Type every record exactly as it appears.

►

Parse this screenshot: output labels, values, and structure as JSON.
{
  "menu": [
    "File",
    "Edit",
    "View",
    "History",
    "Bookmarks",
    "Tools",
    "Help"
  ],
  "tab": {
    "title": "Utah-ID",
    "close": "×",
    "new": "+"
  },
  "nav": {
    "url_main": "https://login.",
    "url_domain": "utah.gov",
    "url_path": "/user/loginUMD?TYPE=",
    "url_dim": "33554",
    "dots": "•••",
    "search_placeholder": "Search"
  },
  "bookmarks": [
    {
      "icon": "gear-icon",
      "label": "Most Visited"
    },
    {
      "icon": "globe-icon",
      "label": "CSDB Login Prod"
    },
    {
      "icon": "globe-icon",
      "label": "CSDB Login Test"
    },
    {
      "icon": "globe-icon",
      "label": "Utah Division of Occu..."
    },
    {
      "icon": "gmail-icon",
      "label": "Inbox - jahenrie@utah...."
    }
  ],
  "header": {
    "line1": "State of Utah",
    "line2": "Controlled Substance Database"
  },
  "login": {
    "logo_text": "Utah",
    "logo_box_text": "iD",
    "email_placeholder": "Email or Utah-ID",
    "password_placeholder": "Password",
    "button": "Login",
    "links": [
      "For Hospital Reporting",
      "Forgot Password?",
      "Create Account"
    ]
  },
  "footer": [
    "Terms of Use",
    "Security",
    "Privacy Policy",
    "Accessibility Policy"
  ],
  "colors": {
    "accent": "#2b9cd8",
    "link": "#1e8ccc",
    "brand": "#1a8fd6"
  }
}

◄

§ EXERCISE RESPONSE
Parse this screenshot: output labels, values, and structure as JSON.
{
  "menu": [
    "File",
    "Edit",
    "View",
    "History",
    "Bookmarks",
    "Tools",
    "Help"
  ],
  "tab": {
    "title": "Utah-ID",
    "close": "×",
    "new": "+"
  },
  "nav": {
    "url_main": "https://login.",
    "url_domain": "utah.gov",
    "url_path": "/user/loginUMD?TYPE=",
    "url_dim": "33554",
    "dots": "•••",
    "search_placeholder": "Search"
  },
  "bookmarks": [
    {
      "icon": "gear-icon",
      "label": "Most Visited"
    },
    {
      "icon": "globe-icon",
      "label": "CSDB Login Prod"
    },
    {
      "icon": "globe-icon",
      "label": "CSDB Login Test"
    },
    {
      "icon": "globe-icon",
      "label": "Utah Division of Occu..."
    },
    {
      "icon": "gmail-icon",
      "label": "Inbox - jahenrie@utah...."
    }
  ],
  "header": {
    "line1": "State of Utah",
    "line2": "Controlled Substance Database"
  },
  "login": {
    "logo_text": "Utah",
    "logo_box_text": "iD",
    "email_placeholder": "Email or Utah-ID",
    "password_placeholder": "Password",
    "button": "Login",
    "links": [
      "For Hospital Reporting",
      "Forgot Password?",
      "Create Account"
    ]
  },
  "footer": [
    "Terms of Use",
    "Security",
    "Privacy Policy",
    "Accessibility Policy"
  ],
  "colors": {
    "accent": "#2b9cd8",
    "link": "#1e8ccc",
    "brand": "#1a8fd6"
  }
}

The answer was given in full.